# LISTED RECORDS

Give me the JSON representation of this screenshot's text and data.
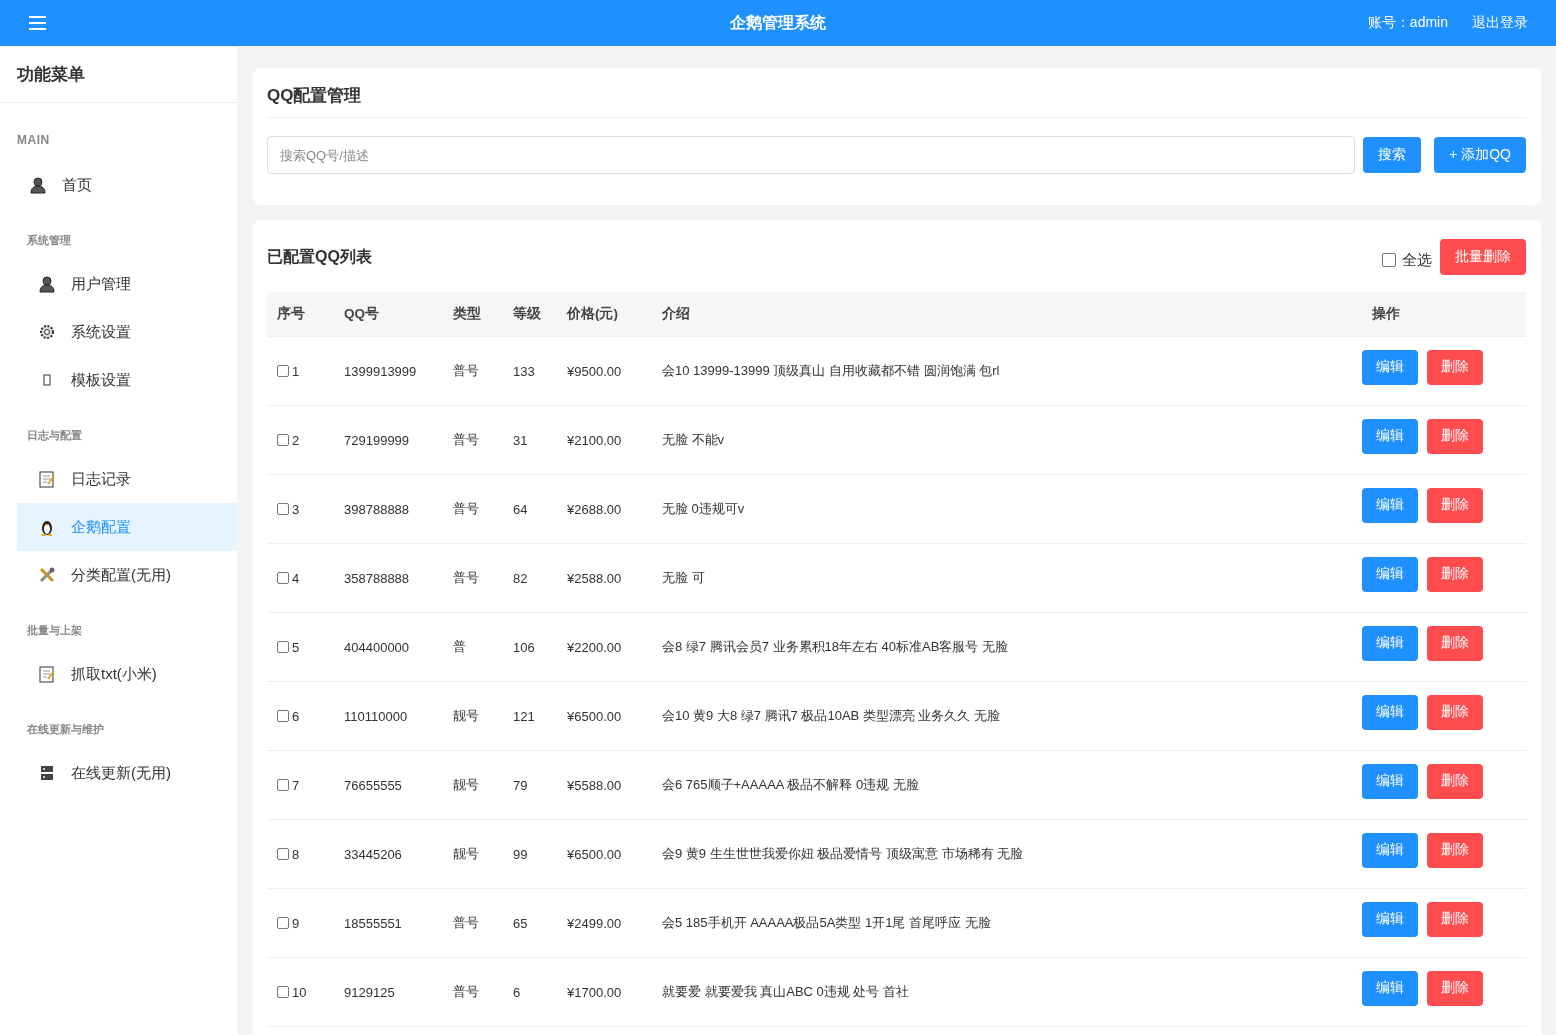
{
  "header": {
    "title": "企鹅管理系统",
    "account": "账号：admin",
    "logout": "退出登录"
  },
  "sidebar": {
    "title": "功能菜单",
    "sections": [
      {
        "kind": "main",
        "label": "MAIN",
        "items": [
          {
            "label": "首页",
            "selected": false
          }
        ]
      },
      {
        "kind": "group",
        "label": "系统管理",
        "items": [
          {
            "label": "用户管理",
            "selected": false
          },
          {
            "label": "系统设置",
            "selected": false
          },
          {
            "label": "模板设置",
            "selected": false
          }
        ]
      },
      {
        "kind": "group",
        "label": "日志与配置",
        "items": [
          {
            "label": "日志记录",
            "selected": false
          },
          {
            "label": "企鹅配置",
            "selected": true
          },
          {
            "label": "分类配置(无用)",
            "selected": false
          }
        ]
      },
      {
        "kind": "group",
        "label": "批量与上架",
        "items": [
          {
            "label": "抓取txt(小米)",
            "selected": false
          }
        ]
      },
      {
        "kind": "group",
        "label": "在线更新与维护",
        "items": [
          {
            "label": "在线更新(无用)",
            "selected": false
          }
        ]
      }
    ]
  },
  "config": {
    "title": "QQ配置管理",
    "search": {
      "placeholder": "搜索QQ号/描述"
    },
    "search_button": "搜索",
    "add_button": "+ 添加QQ"
  },
  "list": {
    "title": "已配置QQ列表",
    "select_all": {
      "label": "全选",
      "checked": false
    },
    "batch_delete": "批量删除",
    "columns": [
      "序号",
      "QQ号",
      "类型",
      "等级",
      "价格(元)",
      "介绍",
      "操作"
    ],
    "rows": [
      {
        "index": "1",
        "checked": false,
        "qq": "1399913999",
        "type": "普号",
        "level": "133",
        "price": "¥9500.00",
        "intro": "会10 13999-13999 顶级真山 自用收藏都不错 圆润饱满 包rl",
        "actions": [
          "编辑",
          "删除"
        ]
      },
      {
        "index": "2",
        "checked": false,
        "qq": "729199999",
        "type": "普号",
        "level": "31",
        "price": "¥2100.00",
        "intro": "无脸 不能v",
        "actions": [
          "编辑",
          "删除"
        ]
      },
      {
        "index": "3",
        "checked": false,
        "qq": "398788888",
        "type": "普号",
        "level": "64",
        "price": "¥2688.00",
        "intro": "无脸 0违规可v",
        "actions": [
          "编辑",
          "删除"
        ]
      },
      {
        "index": "4",
        "checked": false,
        "qq": "358788888",
        "type": "普号",
        "level": "82",
        "price": "¥2588.00",
        "intro": "无脸 可",
        "actions": [
          "编辑",
          "删除"
        ]
      },
      {
        "index": "5",
        "checked": false,
        "qq": "404400000",
        "type": "普",
        "level": "106",
        "price": "¥2200.00",
        "intro": "会8 绿7 腾讯会员7 业务累积18年左右 40标准AB客服号 无脸",
        "actions": [
          "编辑",
          "删除"
        ]
      },
      {
        "index": "6",
        "checked": false,
        "qq": "110110000",
        "type": "靓号",
        "level": "121",
        "price": "¥6500.00",
        "intro": "会10 黄9 大8 绿7 腾讯7 极品10AB 类型漂亮 业务久久 无脸",
        "actions": [
          "编辑",
          "删除"
        ]
      },
      {
        "index": "7",
        "checked": false,
        "qq": "76655555",
        "type": "靓号",
        "level": "79",
        "price": "¥5588.00",
        "intro": "会6 765顺子+AAAAA 极品不解释 0违规 无脸",
        "actions": [
          "编辑",
          "删除"
        ]
      },
      {
        "index": "8",
        "checked": false,
        "qq": "33445206",
        "type": "靓号",
        "level": "99",
        "price": "¥6500.00",
        "intro": "会9 黄9 生生世世我爱你妞 极品爱情号 顶级寓意 市场稀有 无脸",
        "actions": [
          "编辑",
          "删除"
        ]
      },
      {
        "index": "9",
        "checked": false,
        "qq": "18555551",
        "type": "普号",
        "level": "65",
        "price": "¥2499.00",
        "intro": "会5 185手机开 AAAAA极品5A类型 1开1尾 首尾呼应 无脸",
        "actions": [
          "编辑",
          "删除"
        ]
      },
      {
        "index": "10",
        "checked": false,
        "qq": "9129125",
        "type": "普号",
        "level": "6",
        "price": "¥1700.00",
        "intro": "就要爱 就要爱我 真山ABC 0违规 处号 首社",
        "actions": [
          "编辑",
          "删除"
        ]
      }
    ]
  }
}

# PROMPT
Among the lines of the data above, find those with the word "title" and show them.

# SOLUTION BELOW
    "title": "企鹅管理系统",
    "title": "功能菜单",
    "title": "QQ配置管理",
    "title": "已配置QQ列表",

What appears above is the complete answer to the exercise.